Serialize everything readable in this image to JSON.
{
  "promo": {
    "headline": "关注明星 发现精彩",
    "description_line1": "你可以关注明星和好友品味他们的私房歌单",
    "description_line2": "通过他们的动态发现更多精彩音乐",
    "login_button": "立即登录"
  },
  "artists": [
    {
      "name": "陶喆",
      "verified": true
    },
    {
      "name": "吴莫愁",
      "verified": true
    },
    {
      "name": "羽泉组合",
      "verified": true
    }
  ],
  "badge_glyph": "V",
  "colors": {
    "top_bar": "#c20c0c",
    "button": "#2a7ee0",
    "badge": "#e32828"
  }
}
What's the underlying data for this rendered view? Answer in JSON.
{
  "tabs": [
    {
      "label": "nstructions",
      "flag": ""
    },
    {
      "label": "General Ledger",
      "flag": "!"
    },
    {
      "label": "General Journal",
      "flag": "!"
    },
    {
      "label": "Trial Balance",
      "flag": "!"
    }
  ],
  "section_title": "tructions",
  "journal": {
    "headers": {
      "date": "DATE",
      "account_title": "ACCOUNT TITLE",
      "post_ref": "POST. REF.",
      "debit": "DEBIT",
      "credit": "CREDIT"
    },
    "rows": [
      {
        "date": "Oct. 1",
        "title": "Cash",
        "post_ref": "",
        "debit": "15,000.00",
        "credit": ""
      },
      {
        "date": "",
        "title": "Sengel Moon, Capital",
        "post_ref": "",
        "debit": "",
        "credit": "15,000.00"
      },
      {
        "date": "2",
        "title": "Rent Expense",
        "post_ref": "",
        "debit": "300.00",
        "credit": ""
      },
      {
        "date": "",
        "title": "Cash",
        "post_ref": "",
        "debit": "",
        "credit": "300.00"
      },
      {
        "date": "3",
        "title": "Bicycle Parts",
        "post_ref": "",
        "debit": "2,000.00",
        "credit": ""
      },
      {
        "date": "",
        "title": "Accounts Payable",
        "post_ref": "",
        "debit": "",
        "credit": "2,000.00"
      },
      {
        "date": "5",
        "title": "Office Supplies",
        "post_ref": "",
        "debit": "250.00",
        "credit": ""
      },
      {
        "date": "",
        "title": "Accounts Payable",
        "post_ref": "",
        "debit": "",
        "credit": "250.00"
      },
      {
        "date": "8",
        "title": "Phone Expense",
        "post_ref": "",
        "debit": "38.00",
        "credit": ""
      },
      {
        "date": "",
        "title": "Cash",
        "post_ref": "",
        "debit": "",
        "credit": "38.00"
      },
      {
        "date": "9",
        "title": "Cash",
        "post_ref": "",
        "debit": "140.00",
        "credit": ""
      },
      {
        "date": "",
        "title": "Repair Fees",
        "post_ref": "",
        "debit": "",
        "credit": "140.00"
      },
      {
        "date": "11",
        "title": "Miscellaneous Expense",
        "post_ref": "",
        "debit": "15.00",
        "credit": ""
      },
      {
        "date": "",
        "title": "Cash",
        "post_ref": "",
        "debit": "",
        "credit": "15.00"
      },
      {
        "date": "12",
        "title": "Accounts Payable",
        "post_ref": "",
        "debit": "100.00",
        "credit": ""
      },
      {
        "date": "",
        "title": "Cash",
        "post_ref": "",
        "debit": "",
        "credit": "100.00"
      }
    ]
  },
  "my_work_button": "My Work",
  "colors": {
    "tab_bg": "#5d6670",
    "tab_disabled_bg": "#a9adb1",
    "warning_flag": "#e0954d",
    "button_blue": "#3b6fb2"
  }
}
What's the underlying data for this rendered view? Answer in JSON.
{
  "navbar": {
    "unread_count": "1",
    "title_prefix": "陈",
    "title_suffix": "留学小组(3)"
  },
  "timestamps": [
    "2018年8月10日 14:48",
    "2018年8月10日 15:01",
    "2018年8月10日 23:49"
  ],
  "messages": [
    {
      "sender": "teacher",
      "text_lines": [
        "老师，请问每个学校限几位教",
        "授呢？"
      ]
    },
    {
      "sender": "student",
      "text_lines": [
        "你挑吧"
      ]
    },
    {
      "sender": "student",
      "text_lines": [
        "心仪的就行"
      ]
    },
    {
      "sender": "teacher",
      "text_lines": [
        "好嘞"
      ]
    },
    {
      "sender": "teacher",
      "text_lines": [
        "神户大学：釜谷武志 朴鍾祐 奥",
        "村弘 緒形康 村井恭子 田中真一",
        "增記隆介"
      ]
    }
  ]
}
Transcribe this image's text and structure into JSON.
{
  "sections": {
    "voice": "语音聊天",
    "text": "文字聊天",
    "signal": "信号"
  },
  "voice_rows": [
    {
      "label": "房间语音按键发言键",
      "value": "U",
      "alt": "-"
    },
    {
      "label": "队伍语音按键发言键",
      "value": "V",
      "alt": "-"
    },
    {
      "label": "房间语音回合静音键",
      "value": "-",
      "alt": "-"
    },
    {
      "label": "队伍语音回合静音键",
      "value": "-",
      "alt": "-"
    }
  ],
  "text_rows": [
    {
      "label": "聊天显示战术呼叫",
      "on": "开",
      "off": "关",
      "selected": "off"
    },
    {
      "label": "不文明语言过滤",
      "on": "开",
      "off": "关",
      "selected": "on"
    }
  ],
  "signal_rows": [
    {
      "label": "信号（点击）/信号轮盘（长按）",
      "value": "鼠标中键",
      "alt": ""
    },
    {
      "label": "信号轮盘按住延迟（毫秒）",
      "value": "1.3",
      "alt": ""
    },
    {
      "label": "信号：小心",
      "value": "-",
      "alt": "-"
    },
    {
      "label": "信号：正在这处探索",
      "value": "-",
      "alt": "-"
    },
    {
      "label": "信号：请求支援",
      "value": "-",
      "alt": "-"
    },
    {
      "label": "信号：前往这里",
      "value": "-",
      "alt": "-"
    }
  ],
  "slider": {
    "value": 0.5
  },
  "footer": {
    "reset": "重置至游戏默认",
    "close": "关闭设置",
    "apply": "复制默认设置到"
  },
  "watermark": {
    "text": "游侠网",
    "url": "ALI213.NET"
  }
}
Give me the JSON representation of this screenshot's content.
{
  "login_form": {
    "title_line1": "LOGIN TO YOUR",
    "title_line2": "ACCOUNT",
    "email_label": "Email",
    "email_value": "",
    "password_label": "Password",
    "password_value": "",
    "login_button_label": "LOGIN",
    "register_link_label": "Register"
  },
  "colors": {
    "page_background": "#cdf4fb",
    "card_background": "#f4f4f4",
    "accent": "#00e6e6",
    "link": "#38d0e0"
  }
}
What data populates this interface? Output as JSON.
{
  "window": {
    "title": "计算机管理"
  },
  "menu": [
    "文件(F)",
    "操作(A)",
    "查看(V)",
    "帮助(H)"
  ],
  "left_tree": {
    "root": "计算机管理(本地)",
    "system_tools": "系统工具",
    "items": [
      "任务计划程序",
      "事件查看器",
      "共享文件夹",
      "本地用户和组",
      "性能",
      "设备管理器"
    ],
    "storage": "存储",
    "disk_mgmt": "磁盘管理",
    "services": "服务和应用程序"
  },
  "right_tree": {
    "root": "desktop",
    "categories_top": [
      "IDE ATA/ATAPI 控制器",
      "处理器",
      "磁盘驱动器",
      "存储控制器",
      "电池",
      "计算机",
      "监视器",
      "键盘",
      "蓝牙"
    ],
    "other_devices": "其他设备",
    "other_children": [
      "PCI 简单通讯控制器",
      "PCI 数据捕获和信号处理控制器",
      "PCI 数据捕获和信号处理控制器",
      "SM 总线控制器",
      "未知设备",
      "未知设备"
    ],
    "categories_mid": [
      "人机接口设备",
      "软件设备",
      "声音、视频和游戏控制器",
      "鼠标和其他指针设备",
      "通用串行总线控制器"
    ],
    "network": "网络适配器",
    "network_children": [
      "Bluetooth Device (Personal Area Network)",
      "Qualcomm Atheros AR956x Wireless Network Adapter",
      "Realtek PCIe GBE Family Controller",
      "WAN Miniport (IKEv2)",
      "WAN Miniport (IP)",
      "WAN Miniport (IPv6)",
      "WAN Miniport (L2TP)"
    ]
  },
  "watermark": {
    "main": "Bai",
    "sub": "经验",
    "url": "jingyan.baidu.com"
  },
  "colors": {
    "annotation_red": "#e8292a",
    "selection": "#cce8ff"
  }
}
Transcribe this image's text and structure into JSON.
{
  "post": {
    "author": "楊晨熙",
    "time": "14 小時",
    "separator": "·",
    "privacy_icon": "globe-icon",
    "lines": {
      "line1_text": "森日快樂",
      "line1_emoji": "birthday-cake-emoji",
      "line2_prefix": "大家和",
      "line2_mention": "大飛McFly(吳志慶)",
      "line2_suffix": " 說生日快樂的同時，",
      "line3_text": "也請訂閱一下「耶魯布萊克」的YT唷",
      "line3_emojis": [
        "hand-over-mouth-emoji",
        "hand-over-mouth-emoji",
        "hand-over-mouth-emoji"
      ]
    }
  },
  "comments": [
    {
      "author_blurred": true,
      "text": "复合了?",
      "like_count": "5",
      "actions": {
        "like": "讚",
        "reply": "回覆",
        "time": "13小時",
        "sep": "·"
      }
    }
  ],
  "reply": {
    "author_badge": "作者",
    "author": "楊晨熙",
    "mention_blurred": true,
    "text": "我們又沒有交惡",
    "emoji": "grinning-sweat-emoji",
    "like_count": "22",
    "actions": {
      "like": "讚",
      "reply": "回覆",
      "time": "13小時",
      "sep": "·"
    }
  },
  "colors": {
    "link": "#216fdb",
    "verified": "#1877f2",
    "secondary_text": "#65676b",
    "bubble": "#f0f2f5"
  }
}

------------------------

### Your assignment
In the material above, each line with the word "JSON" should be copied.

### Completed exercise
Serialize everything readable in this image to JSON.
What's the underlying data for this rendered view? Answer in JSON.
What's the underlying data for this rendered view? Answer in JSON.
Transcribe this image's text and structure into JSON.
Give me the JSON representation of this screenshot's content.
What data populates this interface? Output as JSON.
Transcribe this image's text and structure into JSON.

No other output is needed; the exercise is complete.